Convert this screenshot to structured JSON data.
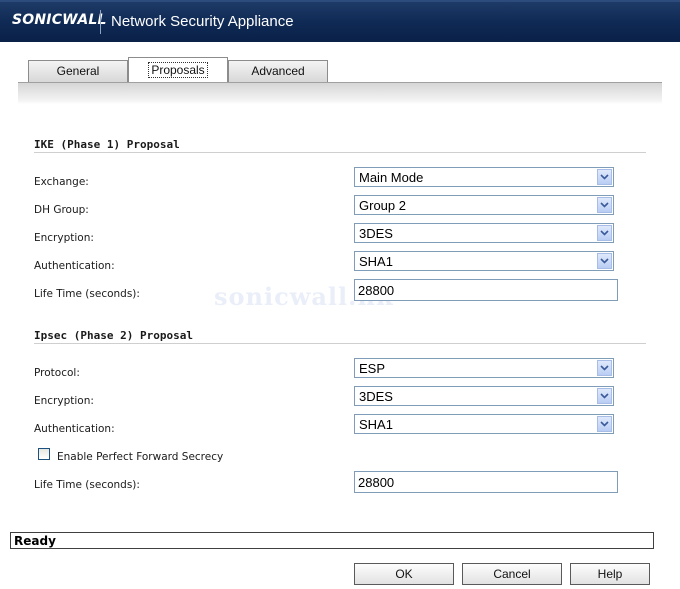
{
  "header": {
    "logo_text": "SONICWALL",
    "title": "Network Security Appliance"
  },
  "tabs": [
    {
      "label": "General"
    },
    {
      "label": "Proposals",
      "active": true
    },
    {
      "label": "Advanced"
    }
  ],
  "ike": {
    "section_title": "IKE (Phase 1) Proposal",
    "exchange": {
      "label": "Exchange:",
      "value": "Main Mode"
    },
    "dh_group": {
      "label": "DH Group:",
      "value": "Group 2"
    },
    "encryption": {
      "label": "Encryption:",
      "value": "3DES"
    },
    "authentication": {
      "label": "Authentication:",
      "value": "SHA1"
    },
    "lifetime": {
      "label": "Life Time (seconds):",
      "value": "28800"
    }
  },
  "ipsec": {
    "section_title": "Ipsec (Phase 2) Proposal",
    "protocol": {
      "label": "Protocol:",
      "value": "ESP"
    },
    "encryption": {
      "label": "Encryption:",
      "value": "3DES"
    },
    "authentication": {
      "label": "Authentication:",
      "value": "SHA1"
    },
    "pfs": {
      "label": "Enable Perfect Forward Secrecy",
      "checked": false
    },
    "lifetime": {
      "label": "Life Time (seconds):",
      "value": "28800"
    }
  },
  "watermark": "sonicwall.hk",
  "status": {
    "text": "Ready"
  },
  "buttons": {
    "ok": "OK",
    "cancel": "Cancel",
    "help": "Help"
  },
  "colors": {
    "header_bg": "#0f2a55",
    "input_border": "#7f9db9",
    "dropdown_button": "#c8d8f6"
  }
}
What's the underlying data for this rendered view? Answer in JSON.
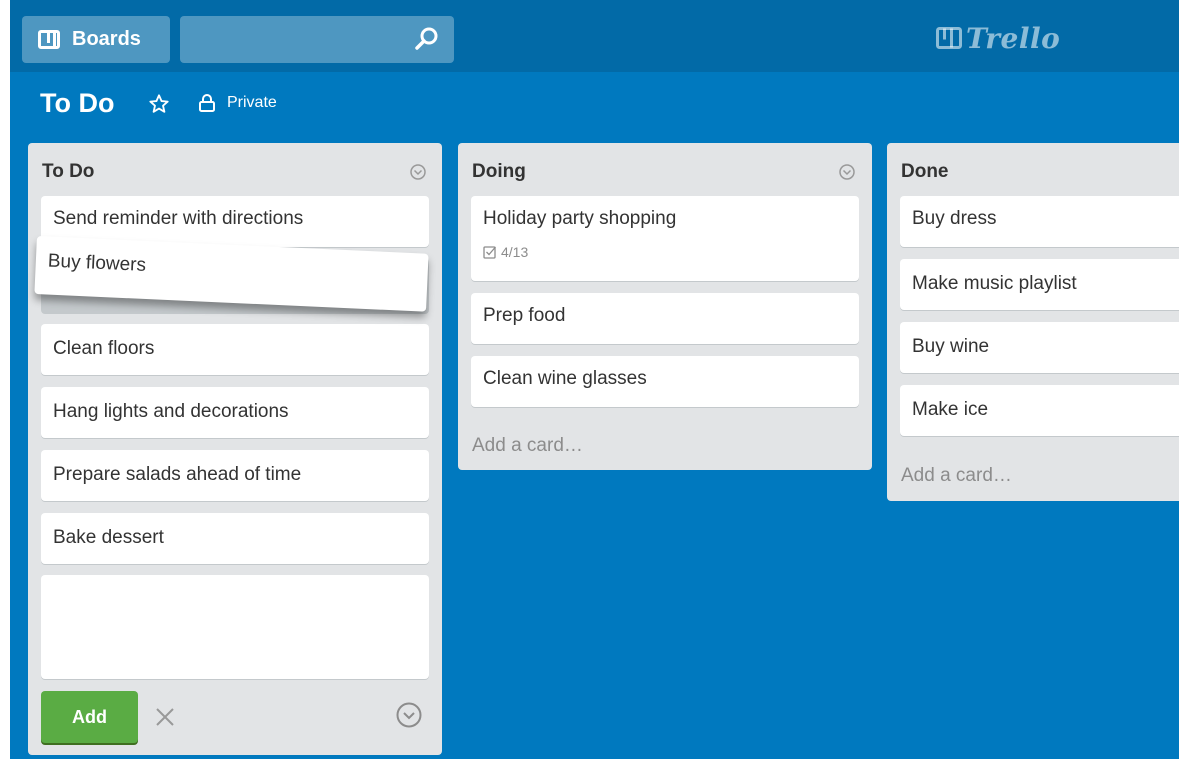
{
  "header": {
    "boards_label": "Boards",
    "search": {
      "value": "",
      "placeholder": ""
    },
    "logo_text": "Trello",
    "icons": [
      "boards-icon",
      "search-icon",
      "trello-logo-icon"
    ]
  },
  "board": {
    "title": "To Do",
    "starred": false,
    "privacy_label": "Private",
    "icons": [
      "star-icon",
      "lock-icon"
    ]
  },
  "lists": [
    {
      "title": "To Do",
      "cards": [
        {
          "title": "Send reminder with directions"
        },
        {
          "title": "Clean floors"
        },
        {
          "title": "Hang lights and decorations"
        },
        {
          "title": "Prepare salads ahead of time"
        },
        {
          "title": "Bake dessert"
        }
      ],
      "dragged_card": "Buy flowers",
      "composer": {
        "value": "",
        "add_button_label": "Add"
      }
    },
    {
      "title": "Doing",
      "cards": [
        {
          "title": "Holiday party shopping",
          "checklist": "4/13"
        },
        {
          "title": "Prep food"
        },
        {
          "title": "Clean wine glasses"
        }
      ],
      "add_card_label": "Add a card…"
    },
    {
      "title": "Done",
      "cards": [
        {
          "title": "Buy dress"
        },
        {
          "title": "Make music playlist"
        },
        {
          "title": "Buy wine"
        },
        {
          "title": "Make ice"
        }
      ],
      "add_card_label": "Add a card…"
    }
  ],
  "colors": {
    "board_background": "#0079bf",
    "header_background": "#026aa7",
    "list_background": "#e2e4e6",
    "add_button": "#5aac44"
  }
}
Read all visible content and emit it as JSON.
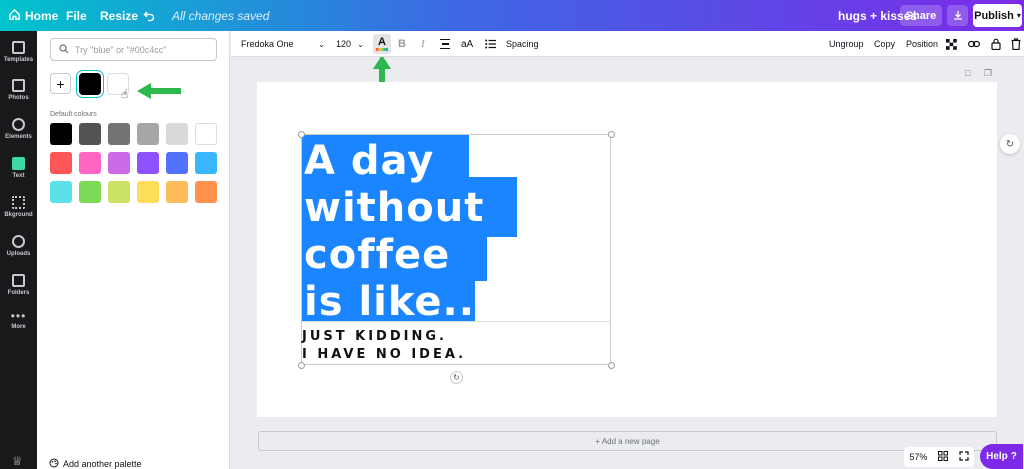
{
  "topbar": {
    "home": "Home",
    "file": "File",
    "resize": "Resize",
    "saved_status": "All changes saved",
    "document_title": "hugs + kisses",
    "share": "Share",
    "publish": "Publish"
  },
  "sidebar": {
    "items": [
      {
        "label": "Templates",
        "icon": "templates-icon"
      },
      {
        "label": "Photos",
        "icon": "photos-icon"
      },
      {
        "label": "Elements",
        "icon": "elements-icon"
      },
      {
        "label": "Text",
        "icon": "text-icon"
      },
      {
        "label": "Bkground",
        "icon": "background-icon"
      },
      {
        "label": "Uploads",
        "icon": "uploads-icon"
      },
      {
        "label": "Folders",
        "icon": "folders-icon"
      },
      {
        "label": "More",
        "icon": "more-icon"
      }
    ]
  },
  "color_panel": {
    "search_placeholder": "Try \"blue\" or \"#00c4cc\"",
    "document_colors": [
      "#000000",
      "#ffffff"
    ],
    "default_label": "Default colours",
    "default_colors": [
      "#000000",
      "#545454",
      "#737373",
      "#a6a6a6",
      "#d9d9d9",
      "#ffffff",
      "#ff5757",
      "#ff66c4",
      "#cb6ce6",
      "#8c52ff",
      "#5271ff",
      "#38b6ff",
      "#5ce1e6",
      "#7ed957",
      "#c9e265",
      "#ffde59",
      "#ffbd59",
      "#ff914d"
    ],
    "add_palette": "Add another palette"
  },
  "toolbar": {
    "font": "Fredoka One",
    "size": "120",
    "text_color_letter": "A",
    "bold": "B",
    "italic": "I",
    "case": "aA",
    "spacing": "Spacing",
    "ungroup": "Ungroup",
    "copy": "Copy",
    "position": "Position"
  },
  "canvas": {
    "headline_lines": [
      "A day",
      "without",
      "coffee",
      "is like..."
    ],
    "subtext_lines": [
      "JUST KIDDING.",
      "I HAVE NO IDEA."
    ],
    "highlight_color": "#1a85ff",
    "add_page": "+ Add a new page",
    "zoom": "57%"
  },
  "help": "Help",
  "annotation_color": "#2db84d"
}
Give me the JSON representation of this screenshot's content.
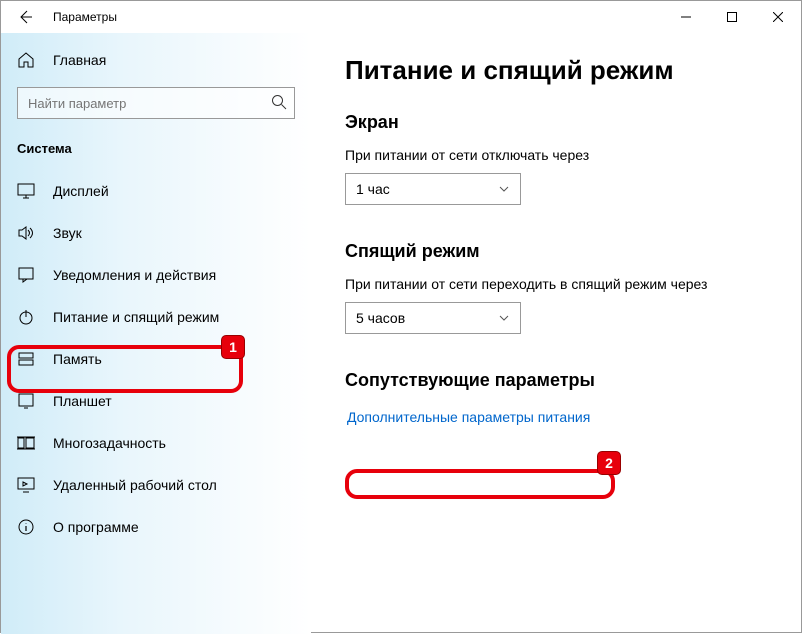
{
  "window": {
    "title": "Параметры"
  },
  "sidebar": {
    "home": "Главная",
    "search_placeholder": "Найти параметр",
    "section": "Система",
    "items": [
      "Дисплей",
      "Звук",
      "Уведомления и действия",
      "Питание и спящий режим",
      "Память",
      "Планшет",
      "Многозадачность",
      "Удаленный рабочий стол",
      "О программе"
    ]
  },
  "main": {
    "heading": "Питание и спящий режим",
    "screen_heading": "Экран",
    "screen_label": "При питании от сети отключать через",
    "screen_value": "1 час",
    "sleep_heading": "Спящий режим",
    "sleep_label": "При питании от сети переходить в спящий режим через",
    "sleep_value": "5 часов",
    "related_heading": "Сопутствующие параметры",
    "related_link": "Дополнительные параметры питания"
  },
  "callouts": {
    "c1": "1",
    "c2": "2"
  }
}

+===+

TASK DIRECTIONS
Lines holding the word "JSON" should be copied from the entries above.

YOUR SOLUTION
Convert this screenshot to structured JSON data.
What's the underlying data for this rendered view? Answer in JSON.
Read all visible content and emit it as JSON.
Give me the JSON representation of this screenshot's content.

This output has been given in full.